(Instructions to follow)
Below are some records. Say in a single number how many of their lines include the word "SECU".
*** Records shown Section Begins ***
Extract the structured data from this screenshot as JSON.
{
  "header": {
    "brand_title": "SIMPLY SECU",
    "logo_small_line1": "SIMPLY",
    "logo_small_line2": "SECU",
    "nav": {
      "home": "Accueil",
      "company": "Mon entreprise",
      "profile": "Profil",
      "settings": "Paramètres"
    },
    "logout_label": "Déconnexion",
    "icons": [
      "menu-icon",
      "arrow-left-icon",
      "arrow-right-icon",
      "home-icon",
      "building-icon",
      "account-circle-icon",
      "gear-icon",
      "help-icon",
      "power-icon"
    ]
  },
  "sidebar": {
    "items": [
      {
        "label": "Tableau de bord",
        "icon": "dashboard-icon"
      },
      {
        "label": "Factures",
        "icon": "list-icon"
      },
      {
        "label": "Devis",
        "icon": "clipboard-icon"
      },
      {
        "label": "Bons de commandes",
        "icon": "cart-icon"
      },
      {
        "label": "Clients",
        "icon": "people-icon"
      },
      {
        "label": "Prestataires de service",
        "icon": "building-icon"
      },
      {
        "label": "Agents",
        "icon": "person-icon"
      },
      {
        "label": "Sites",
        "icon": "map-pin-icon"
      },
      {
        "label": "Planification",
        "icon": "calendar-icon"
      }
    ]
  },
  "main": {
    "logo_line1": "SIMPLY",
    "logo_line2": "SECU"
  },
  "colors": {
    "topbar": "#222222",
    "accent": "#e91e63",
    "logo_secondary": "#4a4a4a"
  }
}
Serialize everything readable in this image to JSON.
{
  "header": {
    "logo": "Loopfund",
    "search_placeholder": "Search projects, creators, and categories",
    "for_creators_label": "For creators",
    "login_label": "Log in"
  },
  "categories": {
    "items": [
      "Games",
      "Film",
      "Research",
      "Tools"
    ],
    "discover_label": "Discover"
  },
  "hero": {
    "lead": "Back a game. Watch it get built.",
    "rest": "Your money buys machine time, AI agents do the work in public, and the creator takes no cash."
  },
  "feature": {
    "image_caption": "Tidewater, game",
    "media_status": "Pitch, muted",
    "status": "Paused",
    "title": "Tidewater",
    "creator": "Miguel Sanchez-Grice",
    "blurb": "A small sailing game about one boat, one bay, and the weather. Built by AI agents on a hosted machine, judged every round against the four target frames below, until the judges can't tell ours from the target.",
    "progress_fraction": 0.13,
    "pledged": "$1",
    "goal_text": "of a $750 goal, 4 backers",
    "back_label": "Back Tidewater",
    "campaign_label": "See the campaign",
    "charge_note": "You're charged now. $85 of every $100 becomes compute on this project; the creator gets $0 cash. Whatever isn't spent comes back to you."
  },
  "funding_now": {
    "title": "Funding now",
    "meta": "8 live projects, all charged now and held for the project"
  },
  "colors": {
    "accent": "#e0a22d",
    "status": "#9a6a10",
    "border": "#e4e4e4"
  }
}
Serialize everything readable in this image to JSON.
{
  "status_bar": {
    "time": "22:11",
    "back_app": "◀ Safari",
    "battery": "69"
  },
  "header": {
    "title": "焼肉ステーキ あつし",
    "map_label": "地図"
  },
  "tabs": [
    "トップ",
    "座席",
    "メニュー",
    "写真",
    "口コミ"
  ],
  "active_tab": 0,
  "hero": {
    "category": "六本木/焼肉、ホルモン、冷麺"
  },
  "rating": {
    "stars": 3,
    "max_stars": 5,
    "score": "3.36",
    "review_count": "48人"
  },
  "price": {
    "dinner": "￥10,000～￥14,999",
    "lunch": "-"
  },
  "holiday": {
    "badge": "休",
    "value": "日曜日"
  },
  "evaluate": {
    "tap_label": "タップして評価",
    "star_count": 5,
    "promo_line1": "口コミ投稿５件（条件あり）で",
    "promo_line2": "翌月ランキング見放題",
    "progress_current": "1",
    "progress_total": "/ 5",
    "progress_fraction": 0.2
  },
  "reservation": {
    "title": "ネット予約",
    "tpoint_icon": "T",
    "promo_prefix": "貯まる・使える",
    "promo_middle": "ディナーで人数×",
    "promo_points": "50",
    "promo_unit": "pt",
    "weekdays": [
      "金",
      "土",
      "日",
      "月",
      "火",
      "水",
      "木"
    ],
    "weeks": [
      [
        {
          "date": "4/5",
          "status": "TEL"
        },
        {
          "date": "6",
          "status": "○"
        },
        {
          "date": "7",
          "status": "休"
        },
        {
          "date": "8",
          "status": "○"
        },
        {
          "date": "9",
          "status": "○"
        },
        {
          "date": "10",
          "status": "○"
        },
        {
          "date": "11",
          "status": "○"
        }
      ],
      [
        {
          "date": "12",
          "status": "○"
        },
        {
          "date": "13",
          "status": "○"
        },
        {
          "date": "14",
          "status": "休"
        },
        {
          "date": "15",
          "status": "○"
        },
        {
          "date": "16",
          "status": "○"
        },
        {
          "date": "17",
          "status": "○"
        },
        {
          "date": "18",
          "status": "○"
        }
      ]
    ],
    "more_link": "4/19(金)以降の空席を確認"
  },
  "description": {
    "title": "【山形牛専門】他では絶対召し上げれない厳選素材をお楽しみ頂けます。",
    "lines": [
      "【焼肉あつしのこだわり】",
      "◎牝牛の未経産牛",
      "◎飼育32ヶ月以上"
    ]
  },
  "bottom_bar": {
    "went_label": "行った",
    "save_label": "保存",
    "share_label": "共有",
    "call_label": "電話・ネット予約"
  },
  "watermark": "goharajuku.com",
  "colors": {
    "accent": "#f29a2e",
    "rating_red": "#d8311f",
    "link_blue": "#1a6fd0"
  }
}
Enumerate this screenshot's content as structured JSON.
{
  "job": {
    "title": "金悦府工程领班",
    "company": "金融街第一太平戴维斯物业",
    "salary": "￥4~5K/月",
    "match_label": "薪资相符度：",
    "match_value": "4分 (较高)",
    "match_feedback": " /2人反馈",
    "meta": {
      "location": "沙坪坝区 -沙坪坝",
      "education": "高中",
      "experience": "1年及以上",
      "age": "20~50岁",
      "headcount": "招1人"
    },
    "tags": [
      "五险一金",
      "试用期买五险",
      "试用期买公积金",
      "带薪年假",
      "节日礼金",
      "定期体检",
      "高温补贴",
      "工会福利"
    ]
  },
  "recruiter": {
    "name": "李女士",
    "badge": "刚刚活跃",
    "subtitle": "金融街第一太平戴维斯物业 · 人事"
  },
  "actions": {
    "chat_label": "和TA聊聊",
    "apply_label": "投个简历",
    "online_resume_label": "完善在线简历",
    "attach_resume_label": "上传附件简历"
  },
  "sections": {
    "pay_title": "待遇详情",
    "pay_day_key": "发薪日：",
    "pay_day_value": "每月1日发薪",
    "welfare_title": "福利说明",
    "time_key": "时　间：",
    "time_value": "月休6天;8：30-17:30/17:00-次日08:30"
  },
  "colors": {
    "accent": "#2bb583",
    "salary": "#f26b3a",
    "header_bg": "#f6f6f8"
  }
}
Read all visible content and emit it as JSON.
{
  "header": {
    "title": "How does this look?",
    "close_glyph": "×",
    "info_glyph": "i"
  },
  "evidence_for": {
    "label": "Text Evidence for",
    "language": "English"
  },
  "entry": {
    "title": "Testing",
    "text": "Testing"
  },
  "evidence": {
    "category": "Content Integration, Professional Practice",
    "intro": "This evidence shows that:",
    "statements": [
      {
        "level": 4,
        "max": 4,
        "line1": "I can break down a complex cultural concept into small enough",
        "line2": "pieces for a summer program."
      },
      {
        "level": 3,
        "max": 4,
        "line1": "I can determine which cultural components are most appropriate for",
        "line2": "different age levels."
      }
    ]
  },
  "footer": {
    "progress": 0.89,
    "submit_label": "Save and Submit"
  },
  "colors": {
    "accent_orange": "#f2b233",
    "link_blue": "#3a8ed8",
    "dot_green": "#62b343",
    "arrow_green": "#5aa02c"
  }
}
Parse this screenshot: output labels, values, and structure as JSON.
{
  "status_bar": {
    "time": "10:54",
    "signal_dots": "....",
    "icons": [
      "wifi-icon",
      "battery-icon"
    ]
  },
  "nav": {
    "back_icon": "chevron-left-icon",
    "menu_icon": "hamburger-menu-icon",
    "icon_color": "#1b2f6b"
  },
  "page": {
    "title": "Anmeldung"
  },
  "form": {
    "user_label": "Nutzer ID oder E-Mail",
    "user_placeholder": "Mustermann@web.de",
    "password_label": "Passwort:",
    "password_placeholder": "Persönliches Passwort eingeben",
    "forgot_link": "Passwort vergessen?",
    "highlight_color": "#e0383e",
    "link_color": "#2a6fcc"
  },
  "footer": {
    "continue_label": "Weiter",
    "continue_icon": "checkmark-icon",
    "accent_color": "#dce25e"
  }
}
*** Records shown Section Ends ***
(Exercise result)
3